“It’s nice to see when people have an asset in their community they have not appreciated that is threatened, they come together,” he said.

Starting Jan. 1, the trolley will run hourly from 6 a.m. to 7 p.m. each day, except six holidays, compared to the current 30-minute routes that run from 6 a.m. to 11 p.m. daily, except two holidays.

The service costs 75 cents, 35 cents for seniors, but a random survey of riders indicated they would be willing to pay more to maintain the service, Brown said.

It is quite a comeback for the trolley, especially in Manatee County.
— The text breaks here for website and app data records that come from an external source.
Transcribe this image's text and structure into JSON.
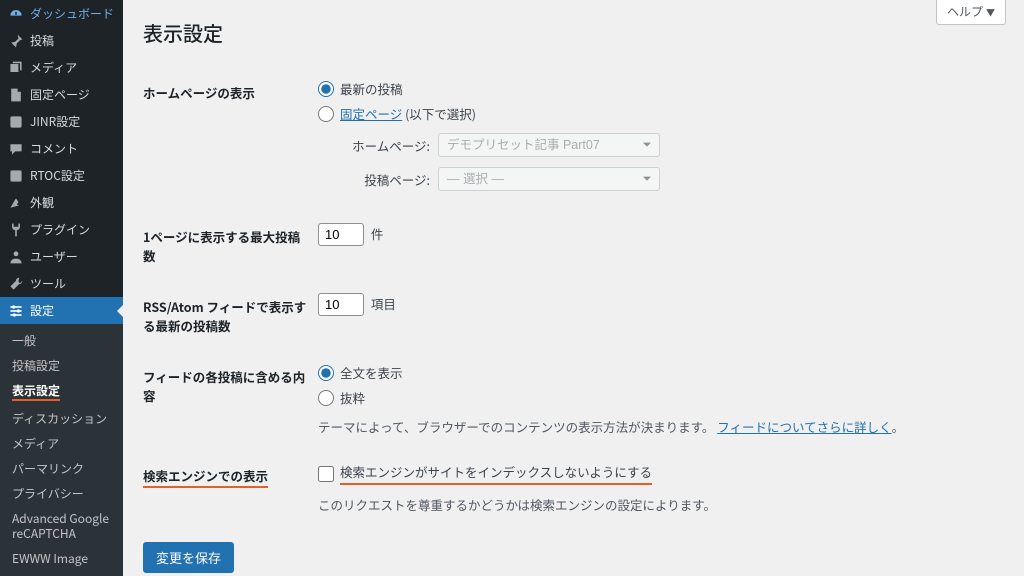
{
  "help_label": "ヘルプ",
  "page_title": "表示設定",
  "sidebar": {
    "items": [
      {
        "label": "ダッシュボード",
        "icon": "dashboard"
      },
      {
        "label": "投稿",
        "icon": "pin"
      },
      {
        "label": "メディア",
        "icon": "media"
      },
      {
        "label": "固定ページ",
        "icon": "page"
      },
      {
        "label": "JINR設定",
        "icon": "jinr"
      },
      {
        "label": "コメント",
        "icon": "comment"
      },
      {
        "label": "RTOC設定",
        "icon": "rtoc"
      },
      {
        "label": "外観",
        "icon": "appearance"
      },
      {
        "label": "プラグイン",
        "icon": "plugin"
      },
      {
        "label": "ユーザー",
        "icon": "user"
      },
      {
        "label": "ツール",
        "icon": "tool"
      },
      {
        "label": "設定",
        "icon": "settings",
        "current": true
      }
    ],
    "submenu": [
      "一般",
      "投稿設定",
      "表示設定",
      "ディスカッション",
      "メディア",
      "パーマリンク",
      "プライバシー",
      "Advanced Google reCAPTCHA",
      "EWWW Image"
    ],
    "submenu_current_index": 2
  },
  "rows": {
    "homepage": {
      "label": "ホームページの表示",
      "opt_latest": "最新の投稿",
      "opt_static_link": "固定ページ",
      "opt_static_suffix": " (以下で選択)",
      "home_label": "ホームページ:",
      "home_value": "デモプリセット記事 Part07",
      "posts_label": "投稿ページ:",
      "posts_value": "— 選択 —"
    },
    "per_page": {
      "label": "1ページに表示する最大投稿数",
      "value": "10",
      "unit": "件"
    },
    "feed_count": {
      "label": "RSS/Atom フィードで表示する最新の投稿数",
      "value": "10",
      "unit": "項目"
    },
    "feed_content": {
      "label": "フィードの各投稿に含める内容",
      "opt_full": "全文を表示",
      "opt_excerpt": "抜粋",
      "desc_pre": "テーマによって、ブラウザーでのコンテンツの表示方法が決まります。",
      "desc_link": "フィードについてさらに詳しく",
      "desc_post": "。"
    },
    "search_engine": {
      "label": "検索エンジンでの表示",
      "checkbox_label": "検索エンジンがサイトをインデックスしないようにする",
      "desc": "このリクエストを尊重するかどうかは検索エンジンの設定によります。"
    }
  },
  "submit_label": "変更を保存"
}
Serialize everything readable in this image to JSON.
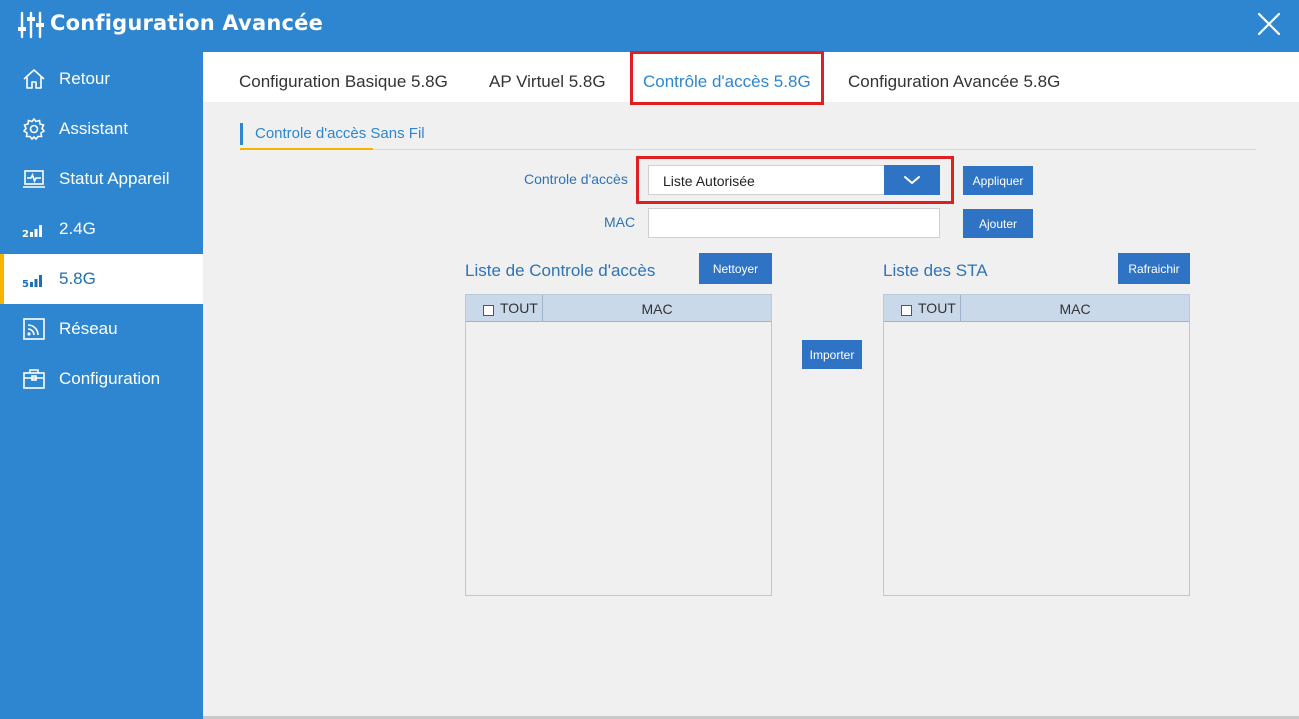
{
  "window": {
    "title": "Configuration Avancée"
  },
  "sidebar": {
    "items": [
      {
        "label": "Retour",
        "icon": "home-icon"
      },
      {
        "label": "Assistant",
        "icon": "gear-icon"
      },
      {
        "label": "Statut Appareil",
        "icon": "monitor-icon"
      },
      {
        "label": "2.4G",
        "icon": "signal-2g-icon"
      },
      {
        "label": "5.8G",
        "icon": "signal-5g-icon",
        "active": true
      },
      {
        "label": "Réseau",
        "icon": "network-icon"
      },
      {
        "label": "Configuration",
        "icon": "toolbox-icon"
      }
    ]
  },
  "tabs": [
    {
      "label": "Configuration Basique 5.8G"
    },
    {
      "label": "AP Virtuel 5.8G"
    },
    {
      "label": "Contrôle d'accès 5.8G",
      "active": true
    },
    {
      "label": "Configuration Avancée 5.8G"
    }
  ],
  "section": {
    "title": "Controle d'accès Sans Fil"
  },
  "form": {
    "access_control_label": "Controle d'accès",
    "access_control_value": "Liste Autorisée",
    "apply_label": "Appliquer",
    "mac_label": "MAC",
    "mac_value": "",
    "add_label": "Ajouter"
  },
  "acl_list": {
    "title": "Liste de Controle d'accès",
    "clear_label": "Nettoyer",
    "col_all": "TOUT",
    "col_mac": "MAC"
  },
  "import_label": "Importer",
  "sta_list": {
    "title": "Liste des STA",
    "refresh_label": "Rafraichir",
    "col_all": "TOUT",
    "col_mac": "MAC"
  },
  "colors": {
    "primary": "#2e86d0",
    "button": "#2e73c4",
    "highlight": "#e02020",
    "accent": "#f5b400"
  }
}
Until this summer, a Florida Department of Transportation grant covered half of Manatee County’s contribution. During budget talks, county staff proposed ending support of the service Oct. 1.

But after a spirited lobbying effort by Longboat Key leaders, both Manatee and Sarasota counties agreed to fund the trolley through the end of this year in an effort to find a solution.

Then, during a Nov. 2 joint session, Sarasota County and Manatee County commissioners agreed to pay $300,000 and $200,000, respectively, to pay for the service through next year.

That left Longboat Key to pick up the remaining $41,000 that Manatee County Area Transit said it would cost to run the Manatee portion of the route.

“It’s one of those days you throw a Hail Mary pass, and it works,” county Commissioner Joe McClash said.

County Commissioner Carol Whitmore encouraged Longboat Key to work with business leaders there to secure additional funding to reinstate the 30-minute route length.

“Don’t give up the ship if you notice the ridership is going down,” she said.

Commission Chairwoman Donna Hayes, an ardent trolley opponent, has not been convinced the service will survive.

“All I have to say to you is ridership and marketing is the key to this,” she said to Brown.